**Record excerpts**
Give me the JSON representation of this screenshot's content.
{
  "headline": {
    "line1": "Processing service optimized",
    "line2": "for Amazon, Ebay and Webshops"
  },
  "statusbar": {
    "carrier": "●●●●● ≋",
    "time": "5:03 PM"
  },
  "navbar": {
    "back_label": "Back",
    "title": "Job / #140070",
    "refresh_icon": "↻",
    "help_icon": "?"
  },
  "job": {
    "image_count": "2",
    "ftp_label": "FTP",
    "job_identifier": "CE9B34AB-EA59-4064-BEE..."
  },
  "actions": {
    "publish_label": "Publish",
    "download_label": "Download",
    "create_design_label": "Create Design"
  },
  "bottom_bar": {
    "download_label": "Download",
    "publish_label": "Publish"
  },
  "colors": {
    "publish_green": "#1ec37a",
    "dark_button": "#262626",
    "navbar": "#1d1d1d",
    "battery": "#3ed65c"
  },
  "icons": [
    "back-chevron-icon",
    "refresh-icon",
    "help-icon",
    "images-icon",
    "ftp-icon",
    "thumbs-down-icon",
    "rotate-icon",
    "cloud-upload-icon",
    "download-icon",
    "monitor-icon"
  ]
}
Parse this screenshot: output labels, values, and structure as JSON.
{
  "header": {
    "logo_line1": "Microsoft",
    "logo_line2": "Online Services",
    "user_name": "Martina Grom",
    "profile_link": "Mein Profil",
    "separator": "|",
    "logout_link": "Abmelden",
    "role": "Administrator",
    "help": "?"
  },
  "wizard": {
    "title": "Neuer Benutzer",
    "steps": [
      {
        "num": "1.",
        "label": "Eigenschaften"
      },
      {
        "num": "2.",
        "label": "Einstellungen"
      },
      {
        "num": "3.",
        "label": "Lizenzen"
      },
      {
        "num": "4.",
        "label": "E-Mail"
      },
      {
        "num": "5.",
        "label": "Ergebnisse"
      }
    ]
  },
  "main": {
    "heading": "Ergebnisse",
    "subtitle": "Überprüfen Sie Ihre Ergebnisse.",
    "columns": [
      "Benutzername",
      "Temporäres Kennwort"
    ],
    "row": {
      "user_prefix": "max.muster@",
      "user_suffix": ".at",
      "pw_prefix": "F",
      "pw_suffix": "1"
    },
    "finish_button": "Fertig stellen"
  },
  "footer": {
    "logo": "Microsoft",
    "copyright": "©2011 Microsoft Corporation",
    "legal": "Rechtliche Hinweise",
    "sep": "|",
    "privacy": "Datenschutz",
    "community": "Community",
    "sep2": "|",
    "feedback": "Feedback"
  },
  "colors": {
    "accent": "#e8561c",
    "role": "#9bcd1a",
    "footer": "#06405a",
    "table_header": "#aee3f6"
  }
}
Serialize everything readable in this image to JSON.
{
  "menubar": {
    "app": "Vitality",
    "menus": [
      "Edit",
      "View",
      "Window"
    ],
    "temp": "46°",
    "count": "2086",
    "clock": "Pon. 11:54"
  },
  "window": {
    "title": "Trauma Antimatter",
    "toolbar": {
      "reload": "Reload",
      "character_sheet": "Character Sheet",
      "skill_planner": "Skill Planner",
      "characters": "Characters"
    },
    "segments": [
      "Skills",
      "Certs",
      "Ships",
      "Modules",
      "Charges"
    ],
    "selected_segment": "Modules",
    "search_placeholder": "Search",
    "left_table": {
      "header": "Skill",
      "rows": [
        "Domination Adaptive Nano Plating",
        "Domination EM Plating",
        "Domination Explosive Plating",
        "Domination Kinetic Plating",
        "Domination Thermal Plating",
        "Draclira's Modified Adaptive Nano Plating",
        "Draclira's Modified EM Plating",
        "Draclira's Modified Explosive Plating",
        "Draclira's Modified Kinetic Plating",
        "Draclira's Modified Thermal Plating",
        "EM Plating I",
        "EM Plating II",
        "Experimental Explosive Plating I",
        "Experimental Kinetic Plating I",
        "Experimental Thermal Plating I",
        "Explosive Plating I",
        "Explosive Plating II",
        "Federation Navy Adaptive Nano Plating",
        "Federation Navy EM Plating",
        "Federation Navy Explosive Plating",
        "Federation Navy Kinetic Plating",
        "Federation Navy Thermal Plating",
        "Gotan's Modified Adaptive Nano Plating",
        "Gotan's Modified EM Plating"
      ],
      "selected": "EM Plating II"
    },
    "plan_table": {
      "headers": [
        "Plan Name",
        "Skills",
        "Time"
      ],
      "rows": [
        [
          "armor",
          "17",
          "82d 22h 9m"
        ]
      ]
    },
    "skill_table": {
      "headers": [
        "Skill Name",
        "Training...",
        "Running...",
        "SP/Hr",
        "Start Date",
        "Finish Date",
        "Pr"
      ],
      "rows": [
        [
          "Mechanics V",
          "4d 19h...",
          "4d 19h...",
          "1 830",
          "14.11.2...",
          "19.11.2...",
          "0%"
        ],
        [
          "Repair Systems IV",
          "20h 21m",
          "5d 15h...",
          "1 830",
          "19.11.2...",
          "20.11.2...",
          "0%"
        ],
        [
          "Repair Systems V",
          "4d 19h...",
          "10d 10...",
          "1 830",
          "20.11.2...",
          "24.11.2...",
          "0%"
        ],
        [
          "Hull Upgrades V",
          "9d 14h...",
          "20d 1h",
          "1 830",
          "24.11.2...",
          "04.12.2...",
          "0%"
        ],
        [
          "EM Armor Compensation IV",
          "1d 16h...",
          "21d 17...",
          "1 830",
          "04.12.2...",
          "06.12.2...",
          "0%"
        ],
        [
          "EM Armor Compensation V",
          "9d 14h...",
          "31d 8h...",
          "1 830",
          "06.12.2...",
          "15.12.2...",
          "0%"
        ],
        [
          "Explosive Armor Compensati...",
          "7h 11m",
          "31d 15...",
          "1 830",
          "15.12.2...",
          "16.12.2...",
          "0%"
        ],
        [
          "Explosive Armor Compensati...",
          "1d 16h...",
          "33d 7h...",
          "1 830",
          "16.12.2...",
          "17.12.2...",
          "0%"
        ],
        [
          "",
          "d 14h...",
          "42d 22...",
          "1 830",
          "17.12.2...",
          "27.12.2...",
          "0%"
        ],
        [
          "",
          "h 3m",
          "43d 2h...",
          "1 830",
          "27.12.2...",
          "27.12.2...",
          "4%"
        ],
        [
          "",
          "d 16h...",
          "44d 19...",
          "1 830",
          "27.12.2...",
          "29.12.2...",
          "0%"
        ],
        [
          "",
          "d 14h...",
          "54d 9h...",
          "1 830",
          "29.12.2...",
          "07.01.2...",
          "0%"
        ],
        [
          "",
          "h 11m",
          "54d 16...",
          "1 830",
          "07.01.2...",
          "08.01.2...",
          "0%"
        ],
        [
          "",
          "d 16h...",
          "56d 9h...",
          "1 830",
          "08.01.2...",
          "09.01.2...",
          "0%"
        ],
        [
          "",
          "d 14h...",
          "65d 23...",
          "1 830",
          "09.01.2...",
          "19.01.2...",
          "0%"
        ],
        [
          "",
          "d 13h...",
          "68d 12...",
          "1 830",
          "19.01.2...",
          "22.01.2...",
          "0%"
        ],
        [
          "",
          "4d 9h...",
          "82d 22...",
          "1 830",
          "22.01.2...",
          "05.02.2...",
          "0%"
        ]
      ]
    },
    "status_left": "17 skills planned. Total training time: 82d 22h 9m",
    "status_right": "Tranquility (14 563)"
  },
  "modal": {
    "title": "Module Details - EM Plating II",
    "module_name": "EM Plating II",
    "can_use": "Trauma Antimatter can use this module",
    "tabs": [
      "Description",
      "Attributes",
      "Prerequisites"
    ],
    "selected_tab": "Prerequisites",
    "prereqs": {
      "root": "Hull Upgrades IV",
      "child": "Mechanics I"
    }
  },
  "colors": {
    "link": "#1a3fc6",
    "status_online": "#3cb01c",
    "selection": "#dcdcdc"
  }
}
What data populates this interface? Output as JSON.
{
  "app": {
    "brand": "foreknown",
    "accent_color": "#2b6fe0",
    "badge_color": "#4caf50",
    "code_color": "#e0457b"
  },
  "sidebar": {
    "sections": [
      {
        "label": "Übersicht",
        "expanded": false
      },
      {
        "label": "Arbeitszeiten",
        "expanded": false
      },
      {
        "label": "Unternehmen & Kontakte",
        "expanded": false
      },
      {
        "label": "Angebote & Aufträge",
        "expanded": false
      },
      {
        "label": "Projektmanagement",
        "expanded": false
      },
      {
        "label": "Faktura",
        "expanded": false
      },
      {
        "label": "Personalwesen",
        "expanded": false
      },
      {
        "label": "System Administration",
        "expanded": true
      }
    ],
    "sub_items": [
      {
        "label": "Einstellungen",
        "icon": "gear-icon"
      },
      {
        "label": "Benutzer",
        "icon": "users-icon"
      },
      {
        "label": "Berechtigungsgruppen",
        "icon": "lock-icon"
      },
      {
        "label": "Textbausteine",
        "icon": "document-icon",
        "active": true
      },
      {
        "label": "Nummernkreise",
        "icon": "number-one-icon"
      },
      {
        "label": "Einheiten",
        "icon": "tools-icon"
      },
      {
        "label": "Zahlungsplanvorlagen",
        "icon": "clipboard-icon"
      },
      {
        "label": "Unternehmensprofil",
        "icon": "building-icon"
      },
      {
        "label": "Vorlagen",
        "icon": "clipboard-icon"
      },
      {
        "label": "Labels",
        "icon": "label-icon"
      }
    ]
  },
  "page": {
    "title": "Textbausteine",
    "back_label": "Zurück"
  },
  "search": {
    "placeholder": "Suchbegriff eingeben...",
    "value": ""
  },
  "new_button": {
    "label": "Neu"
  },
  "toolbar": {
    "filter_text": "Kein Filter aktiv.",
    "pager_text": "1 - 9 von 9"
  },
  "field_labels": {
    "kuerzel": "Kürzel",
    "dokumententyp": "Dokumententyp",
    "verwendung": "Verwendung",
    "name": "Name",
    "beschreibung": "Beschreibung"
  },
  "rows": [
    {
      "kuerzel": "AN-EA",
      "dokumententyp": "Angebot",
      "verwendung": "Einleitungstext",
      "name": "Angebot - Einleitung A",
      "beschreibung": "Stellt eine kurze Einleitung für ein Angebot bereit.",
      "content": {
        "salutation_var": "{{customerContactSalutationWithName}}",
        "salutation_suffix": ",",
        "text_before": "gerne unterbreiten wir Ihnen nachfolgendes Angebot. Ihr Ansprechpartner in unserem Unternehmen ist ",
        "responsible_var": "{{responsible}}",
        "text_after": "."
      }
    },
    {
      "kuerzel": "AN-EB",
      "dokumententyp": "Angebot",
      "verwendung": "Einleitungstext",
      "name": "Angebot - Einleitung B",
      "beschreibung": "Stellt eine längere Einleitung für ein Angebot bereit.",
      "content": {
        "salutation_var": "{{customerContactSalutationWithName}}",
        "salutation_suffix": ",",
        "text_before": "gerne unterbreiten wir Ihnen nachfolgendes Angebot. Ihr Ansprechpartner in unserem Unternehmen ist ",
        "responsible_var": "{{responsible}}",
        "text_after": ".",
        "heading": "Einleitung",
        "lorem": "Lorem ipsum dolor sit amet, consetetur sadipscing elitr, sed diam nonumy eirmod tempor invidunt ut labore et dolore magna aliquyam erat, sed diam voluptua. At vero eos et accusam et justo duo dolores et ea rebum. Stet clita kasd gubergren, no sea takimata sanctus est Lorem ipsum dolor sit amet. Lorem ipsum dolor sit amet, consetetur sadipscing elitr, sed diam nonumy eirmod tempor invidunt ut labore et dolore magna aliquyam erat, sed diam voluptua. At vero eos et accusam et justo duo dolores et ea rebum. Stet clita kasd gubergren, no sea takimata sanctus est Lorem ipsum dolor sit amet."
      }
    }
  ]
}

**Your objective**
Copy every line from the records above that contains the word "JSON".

**Your response**
Give me the JSON representation of this screenshot's content.
Parse this screenshot: output labels, values, and structure as JSON.
Serialize everything readable in this image to JSON.
What data populates this interface? Output as JSON.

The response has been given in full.